Sukkot is a wonderful opportunity to reach back into our Jewish tradition, drawing upon ancient wisdom, at the same time as making new meanings for ourselves and contributing to the evolution of a living Judaism. I’m not going to give an exhaustive account of every detail, or of every ‘official’ version of the meanings of Sukkot, but would like to share what it means for me, personally, this year.
Originally the sukkah was a booth / hut which Jews and non-Jews built in their fields at harvest time. It gave them shelter from the fierce sun, and enabled them to maximise the time they could spend working outdoors. It has been the Jewish way for many, many centuries to attach creative, educative and spiritual meanings to ordinary activities. We can bring a heightened awareness to what we experience and do; to sanctify, make holy or bless something is to see the spark and hand of God within it.
For me, the sukkah represents four things.
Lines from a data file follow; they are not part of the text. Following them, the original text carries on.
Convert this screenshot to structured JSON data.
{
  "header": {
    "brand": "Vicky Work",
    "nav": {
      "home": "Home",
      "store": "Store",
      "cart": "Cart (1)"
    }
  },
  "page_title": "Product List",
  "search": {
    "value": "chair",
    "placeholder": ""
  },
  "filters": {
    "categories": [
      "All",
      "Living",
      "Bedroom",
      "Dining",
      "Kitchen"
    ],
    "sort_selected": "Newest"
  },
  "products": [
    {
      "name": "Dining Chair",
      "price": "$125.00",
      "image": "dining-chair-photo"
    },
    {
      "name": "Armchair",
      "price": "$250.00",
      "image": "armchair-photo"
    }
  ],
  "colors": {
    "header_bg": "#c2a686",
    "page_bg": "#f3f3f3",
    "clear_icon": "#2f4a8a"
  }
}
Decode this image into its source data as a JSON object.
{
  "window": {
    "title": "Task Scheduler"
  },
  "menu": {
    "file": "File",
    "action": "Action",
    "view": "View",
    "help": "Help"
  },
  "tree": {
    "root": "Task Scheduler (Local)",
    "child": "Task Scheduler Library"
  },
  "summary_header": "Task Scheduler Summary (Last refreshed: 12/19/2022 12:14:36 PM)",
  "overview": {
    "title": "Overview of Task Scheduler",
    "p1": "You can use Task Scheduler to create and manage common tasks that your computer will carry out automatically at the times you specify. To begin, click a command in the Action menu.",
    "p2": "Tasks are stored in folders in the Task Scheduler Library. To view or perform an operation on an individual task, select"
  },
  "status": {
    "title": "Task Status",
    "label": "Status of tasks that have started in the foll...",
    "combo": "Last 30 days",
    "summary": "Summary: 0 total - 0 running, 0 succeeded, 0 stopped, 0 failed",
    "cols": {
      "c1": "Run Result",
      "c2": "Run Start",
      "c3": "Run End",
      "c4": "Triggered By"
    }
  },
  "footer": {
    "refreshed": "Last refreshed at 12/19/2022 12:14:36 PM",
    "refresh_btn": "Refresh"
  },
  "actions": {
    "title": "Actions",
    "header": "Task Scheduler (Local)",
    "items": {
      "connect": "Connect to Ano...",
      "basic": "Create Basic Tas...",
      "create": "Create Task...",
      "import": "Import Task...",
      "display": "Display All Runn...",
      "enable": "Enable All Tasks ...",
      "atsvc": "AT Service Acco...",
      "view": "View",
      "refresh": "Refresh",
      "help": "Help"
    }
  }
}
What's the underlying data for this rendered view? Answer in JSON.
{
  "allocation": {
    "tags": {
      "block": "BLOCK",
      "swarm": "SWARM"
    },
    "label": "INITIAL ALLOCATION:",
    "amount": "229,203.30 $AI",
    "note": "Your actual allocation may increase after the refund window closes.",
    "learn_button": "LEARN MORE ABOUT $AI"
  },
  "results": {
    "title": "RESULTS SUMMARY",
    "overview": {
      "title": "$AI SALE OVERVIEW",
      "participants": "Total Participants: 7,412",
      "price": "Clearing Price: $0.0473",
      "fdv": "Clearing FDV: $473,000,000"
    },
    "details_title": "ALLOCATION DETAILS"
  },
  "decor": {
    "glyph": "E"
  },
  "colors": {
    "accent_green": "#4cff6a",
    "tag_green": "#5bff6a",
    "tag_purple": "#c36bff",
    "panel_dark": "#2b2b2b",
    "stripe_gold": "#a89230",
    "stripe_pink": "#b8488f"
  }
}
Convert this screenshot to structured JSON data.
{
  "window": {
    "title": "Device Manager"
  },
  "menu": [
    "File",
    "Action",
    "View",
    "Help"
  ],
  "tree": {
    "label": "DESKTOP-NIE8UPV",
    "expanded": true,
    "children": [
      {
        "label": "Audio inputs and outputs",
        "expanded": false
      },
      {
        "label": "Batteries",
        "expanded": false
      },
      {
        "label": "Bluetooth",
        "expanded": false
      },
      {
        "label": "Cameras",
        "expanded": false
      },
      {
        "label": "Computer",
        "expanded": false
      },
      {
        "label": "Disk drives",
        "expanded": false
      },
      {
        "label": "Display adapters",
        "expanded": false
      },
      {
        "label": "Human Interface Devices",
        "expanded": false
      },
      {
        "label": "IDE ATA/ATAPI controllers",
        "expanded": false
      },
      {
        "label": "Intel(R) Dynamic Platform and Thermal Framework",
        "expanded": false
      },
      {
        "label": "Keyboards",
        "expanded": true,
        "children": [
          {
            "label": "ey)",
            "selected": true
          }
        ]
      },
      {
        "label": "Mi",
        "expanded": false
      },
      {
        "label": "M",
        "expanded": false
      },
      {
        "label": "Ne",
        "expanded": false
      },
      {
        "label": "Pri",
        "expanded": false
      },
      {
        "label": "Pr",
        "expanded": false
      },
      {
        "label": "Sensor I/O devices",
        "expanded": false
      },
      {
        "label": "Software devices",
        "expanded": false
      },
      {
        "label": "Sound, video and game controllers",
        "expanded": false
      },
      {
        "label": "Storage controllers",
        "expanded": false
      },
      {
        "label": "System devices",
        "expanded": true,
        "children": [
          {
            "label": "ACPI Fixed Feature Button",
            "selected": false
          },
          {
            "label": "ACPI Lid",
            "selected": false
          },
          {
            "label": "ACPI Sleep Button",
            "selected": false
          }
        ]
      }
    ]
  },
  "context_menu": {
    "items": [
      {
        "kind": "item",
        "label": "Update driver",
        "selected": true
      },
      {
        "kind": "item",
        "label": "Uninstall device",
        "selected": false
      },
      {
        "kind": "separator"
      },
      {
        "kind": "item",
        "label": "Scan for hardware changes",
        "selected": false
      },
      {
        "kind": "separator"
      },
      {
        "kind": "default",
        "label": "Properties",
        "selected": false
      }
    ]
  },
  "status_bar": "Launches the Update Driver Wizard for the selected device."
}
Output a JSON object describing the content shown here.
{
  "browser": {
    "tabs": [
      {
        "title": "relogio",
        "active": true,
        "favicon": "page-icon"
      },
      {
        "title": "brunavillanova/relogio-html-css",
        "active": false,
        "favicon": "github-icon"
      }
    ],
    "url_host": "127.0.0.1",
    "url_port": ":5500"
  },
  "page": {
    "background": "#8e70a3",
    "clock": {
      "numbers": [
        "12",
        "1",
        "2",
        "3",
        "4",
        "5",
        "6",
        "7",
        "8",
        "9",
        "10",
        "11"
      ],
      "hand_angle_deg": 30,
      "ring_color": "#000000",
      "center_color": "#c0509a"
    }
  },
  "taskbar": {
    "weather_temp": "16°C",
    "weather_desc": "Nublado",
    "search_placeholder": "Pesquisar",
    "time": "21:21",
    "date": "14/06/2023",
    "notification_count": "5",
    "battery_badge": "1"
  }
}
First, we celebrate and give thanks for the natural world, and the bounty we receive from it when we are good stewards of it. It is a reminder that must relate wisely and in partnership with the planet and web of life.
Second, the sukkah has an open door, and we welcome ushipizin (Aramaic for ‘visitors’). Maimonides the 12th century Jewish philosopher taught: “…one who locks the doors of his courtyard, and eat and drinks with his children and wife but does not feed the poor and the embittered soul—this is not the joy of a mitzvah, but the joy of his belly . . .” (Mishneh Torah, Laws of the Festivals 6:18) Not all our visitors will be poor, but I take the lesson that I am spiritually poorer if I cannot find it in my heart to welcome others, especially those I find difficult to relate to. Tradition teaches us to meditate over the 7 days on what we can learn from the lives and spirit of each of our 7 patriarch shepherds – Abraham, Isaac, Jacob, Joseph, Moses, Aaron, David. Kabbalists taught that these represented the 7 lowest of the 10 attributes on the Tree of Life: Abraham chesed/abundant loving-kindness; Isaac gevurah/discipline; Jacob tiferet/harmony; Moses netzach/endurance; Aaron hod/humility; Joseph yesod/connection; David malchut/receptiveness. Innovating Judaism, we can also invite the matriarchs into our sukkah concsciousness – Sarah, Rachel, Rebecca, Leah, Miriam, Abigail, and Esther.
Third, the sukkah gives me a chance to strengthen the bonds of love and community, by slowing down, sharing food, and hanging out with people. Yes, we do that on Shabbat as well, but this is a nice long period where we are meant to do nothing else. Sukkot is sometimes called z’man simchateinu, the ‘season of our rejoicing’ – we give thanks for the bounty of Creation, for being to draw in the spiritual energy of our patriarchs and matriarchs into our homes, and for being able to chill with friends old and new.
Fourth, given the impermanence and openness of its structure, the sukkah reminds me of my own fragility. I am metaphorically open to the elements of what life might throw at me. Ultimately, I have no true refuge other than God, and the relationship that I forge with God. This is a useful reminder just after Yom Kippur, when we have done a huge spiritual cleansing and atoning, and might easily fall into the trap of thinking that we can sit back for a while and rest on what we imagine to be our achievements.
This post: 1. Making meaning in the sukkah